2005N-0345 Drug Approvals: Circumstances under which an active ingredient may be simultaneously marketed in both a prescription drug product and an over-the-counter drug product
FDA Comment Number : EC1930
Submitter : Ms. Alison Bernstein Date & Time: 10/31/2005 04:10:56
Organization : Washington University in St. Louis
Category : Academia
Issue Areas/Comments
1
A. Should FDA initiate a rulemaking to codify its interpretation of section 503(b) of the action regarding when an active ingredient can be simultaneously marketed in both prescription drug product and an OTC drug product?
No. This decision to initiate a rulemaking is highly unusual for the drug approval process in the FDA. The commissioner overruled the decision of every level of management below him. This break from normal protocol is not based on any scientific or clinical data. All the clinical and scientific data supported approval, even without a two-tier system.
1.
A. Should FDA initiate a rulemaking to codify its interpretation of section 503(b) of the act regarding when an active ingredient can be simultaneously market in both a prescription drug product and an OTC drug product?
No. There are already many drugs that are marketed in a two-tier system. Some are sold in different doses OTC and by prescription or are indicated for different illnesses. There is no need for a rulemaking to determine if an active ingredient can be marketed as both a prescription drug and OTC. Just because this time it is for different subpopulations doesn't mean that a rulemaking must be initiated.
B. Is there significant confusion regarding FDA's interpretation of section 503(b) of the act?
Yes, I think that people don't understand the issue. The real issue for the FDA is scientific and clinical data. None of the data supports the current decision to initiate a rulemaking. There is not data showing the "toxicity or other potentiality for harmful effect" of Plan B. Its methods of use are simple and have been shown to be readily comprehensible to the general population. This application does not fulfill any of these requirements.
C. If so, would a rulemaking on this issue help dispet that confusion?
No, because the rulemaking is unnecessary for the reasons I explained above.
2
A. If FDA limited sale of an OTC product to a particular subpopulation, e.g., by making the product available to the subpopulation by prescription only, would FDA be able to enforce such a limitation as a matter of law?
Legally, a two tier system could be enforced as it is for many other drugs, such as the examples listed in the decsion.
B. If it could, would it be able to do so as practical matter and, if so, how?
Yes, for the same reasons as in A.
GENERAL
GENERAL
[2005N-0345] As a member of the scientific community, I am appalled by the lack of scientific and medical basis for this decision.
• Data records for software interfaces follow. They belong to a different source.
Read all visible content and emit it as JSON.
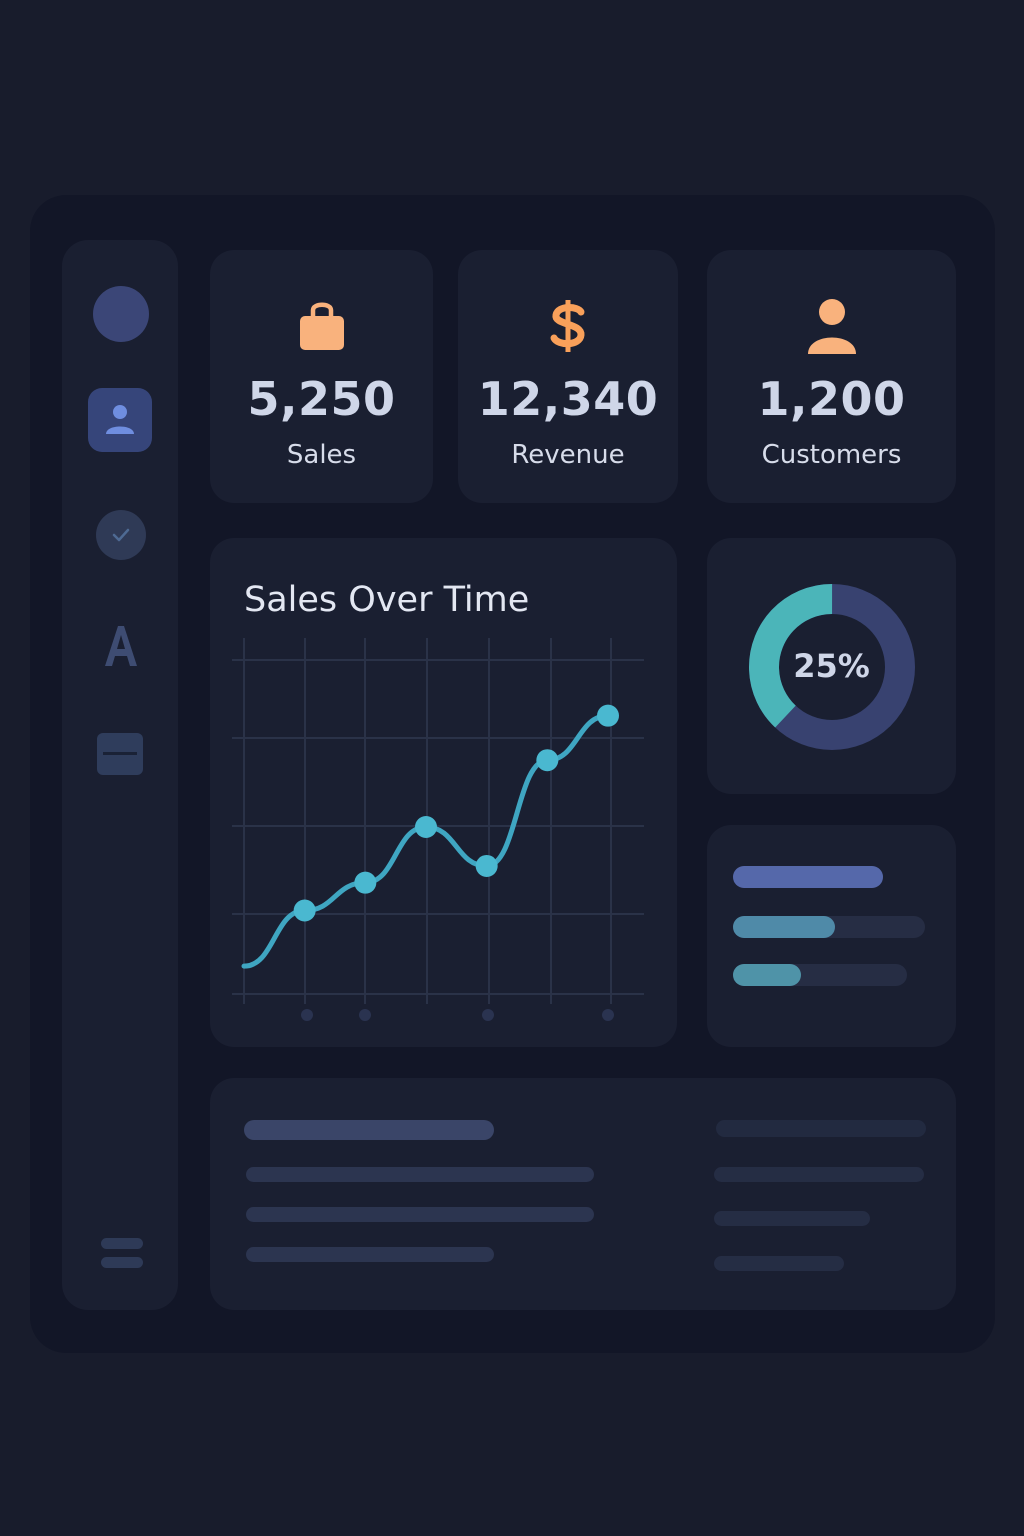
{
  "theme": {
    "accent_orange": "#f9b27d",
    "line_color": "#3fa6c2",
    "donut_fill": "#4bb5b9",
    "donut_track": "#384270"
  },
  "sidebar": {
    "icons": [
      "avatar-circle",
      "user-icon",
      "check-icon",
      "font-icon",
      "card-icon",
      "menu-icon"
    ]
  },
  "stats": [
    {
      "icon": "shopping-bag-icon",
      "value": "5,250",
      "label": "Sales"
    },
    {
      "icon": "dollar-icon",
      "value": "12,340",
      "label": "Revenue"
    },
    {
      "icon": "user-icon",
      "value": "1,200",
      "label": "Customers"
    }
  ],
  "sales_chart": {
    "title": "Sales Over Time"
  },
  "chart_data": {
    "type": "line",
    "title": "Sales Over Time",
    "x": [
      0,
      1,
      2,
      3,
      4,
      5,
      6
    ],
    "values": [
      5,
      15,
      20,
      30,
      23,
      42,
      50
    ],
    "ylim": [
      0,
      60
    ],
    "grid": true
  },
  "donut": {
    "value": 25,
    "label": "25%"
  },
  "progress_bars": [
    {
      "fraction": 1.0,
      "color": "#5568aa"
    },
    {
      "fraction": 0.53,
      "color": "#4f8aa8"
    },
    {
      "fraction": 0.39,
      "color": "#4f93a8"
    }
  ]
}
The scientific data shows no toxicity, the drug is safe, the drug is simple to take, label comprehension is good; there is no reason based on the available data to no have approved this drug. Therefore, it is logically only possible to conclude that something other than science is driving the decision by the commissioner. Whatever these other forces are - political pressure, religions, whaterver - these are not the purview of the FDA. The FDA is supposed to ensure that safe and effective drugs reach the consumers. This drug is both safe and effective. The FDA does not and should not regulate morality and individual behavior. There is absolutely no valid reason why Plan B was not approved. Therefore, a rulemaking is unneccessary and only serves to delay this safe and effective product from being marketed, a contradiction of the FDA's purpose. There should be no rulemaking initiated and this decision should be reconsidered.